That’s it. Sit down and enjoy. Mop up the juices with a piece of bread.
And this is just the beginning. You might add halved Sun Gold tomatoes, thin shavings of Parmesan or aged Gouda cheese, a shower of very young arugula leaves, a slivered squash blossom —or just leave it as is.
On route to Flagstaff, Az this past weekend Mikey and I stopped in Pie Town, NM where Mikey made a piece of pie disappear at record speed. At the Pie-O-Neer we enjoyed a lovely sweet potato pecan pie. Before leaving the waitress, who by the way was from Brooklyn, suggested that we call her on the way home. "Let us know what kind of pie you'd like and we'll have it ready," she said.
I'm sure glad we fixed our own washing machine last week. While in Flagstaff I kept thinking, I could have paid someone to fix that machine, bought a new one or I could spend my money at great restaurants in Flagstaff which is much more fun! Our favorite three were: Pizzicletta for moderately priced thin crust sliced pizza, Diablo Burger for a seriously local and organic burger paired with local wine in generous portions, and Tinderbox for pricey creative fine dining that's worth every nickel.
Buffalo Park - Flagstaff, AZ, a photo by mikey and wendy on Flickr.
We really enjoyed running in Buffalo Park. There is a sweet groomed 2 mile loop that connects up to a network of 45 miles of trails. We should have done more research in advance to learn their trail network that links up to Buffalo Park.
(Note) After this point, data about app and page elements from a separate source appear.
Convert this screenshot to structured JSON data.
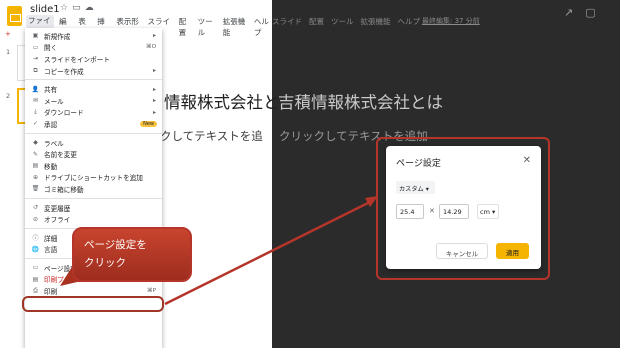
{
  "app": {
    "doc_title": "slide1",
    "menu": [
      "ファイル",
      "編集",
      "表示",
      "挿入",
      "表示形式",
      "スライド",
      "配置",
      "ツール",
      "拡張機能",
      "ヘルプ"
    ],
    "active_menu_index": 0,
    "filmstrip": [
      "1",
      "2"
    ],
    "last_edit": "最終編集: 37 分前"
  },
  "file_menu": {
    "items": [
      {
        "label": "新規作成",
        "icon": "new-icon",
        "arrow": "▸"
      },
      {
        "label": "開く",
        "icon": "open-icon",
        "shortcut": "⌘O"
      },
      {
        "label": "スライドをインポート",
        "icon": "import-icon"
      },
      {
        "label": "コピーを作成",
        "icon": "copy-icon",
        "arrow": "▸"
      },
      {
        "sep": true
      },
      {
        "label": "共有",
        "icon": "share-icon",
        "arrow": "▸"
      },
      {
        "label": "メール",
        "icon": "mail-icon",
        "arrow": "▸"
      },
      {
        "label": "ダウンロード",
        "icon": "download-icon",
        "arrow": "▸"
      },
      {
        "label": "承認",
        "icon": "approval-icon",
        "badge": "New"
      },
      {
        "sep": true
      },
      {
        "label": "ラベル",
        "icon": "label-icon"
      },
      {
        "label": "名前を変更",
        "icon": "rename-icon"
      },
      {
        "label": "移動",
        "icon": "move-icon"
      },
      {
        "label": "ドライブにショートカットを追加",
        "icon": "shortcut-icon"
      },
      {
        "label": "ゴミ箱に移動",
        "icon": "trash-icon"
      },
      {
        "sep": true
      },
      {
        "label": "変更履歴",
        "icon": "history-icon"
      },
      {
        "label": "オフライ",
        "icon": "offline-icon"
      },
      {
        "sep": true
      },
      {
        "label": "詳細",
        "icon": "info-icon"
      },
      {
        "label": "言語",
        "icon": "language-icon"
      },
      {
        "sep": true
      },
      {
        "label": "ページ設定",
        "icon": "page-setup-icon"
      },
      {
        "label": "印刷プレビュー",
        "icon": "print-preview-icon"
      },
      {
        "label": "印刷",
        "icon": "print-icon",
        "shortcut": "⌘P"
      }
    ]
  },
  "slide": {
    "title_left": "情報株式会社と",
    "title_right": "吉積情報株式会社とは",
    "subtitle_left": "クしてテキストを追",
    "subtitle_right": "クリックしてテキストを追加"
  },
  "dialog": {
    "title": "ページ設定",
    "close": "✕",
    "preset": "カスタム ▾",
    "width": "25.4",
    "times": "✕",
    "height": "14.29",
    "unit": "cm ▾",
    "cancel": "キャンセル",
    "apply": "適用"
  },
  "callout": {
    "text": "ページ設定を\nクリック"
  }
}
AZT - Arizona Trail, a photo by mikey and wendy on Flickr.
During a buying trip to Flagstaff, AZ this weekend we did our first section hike of the Arizona Trail (AZT). Flagstaff lived up to it's reputation of being a ultrarunner hub. We constantly saw people running around town and through the parks. Even on a weekday the trailhead parking lot was full.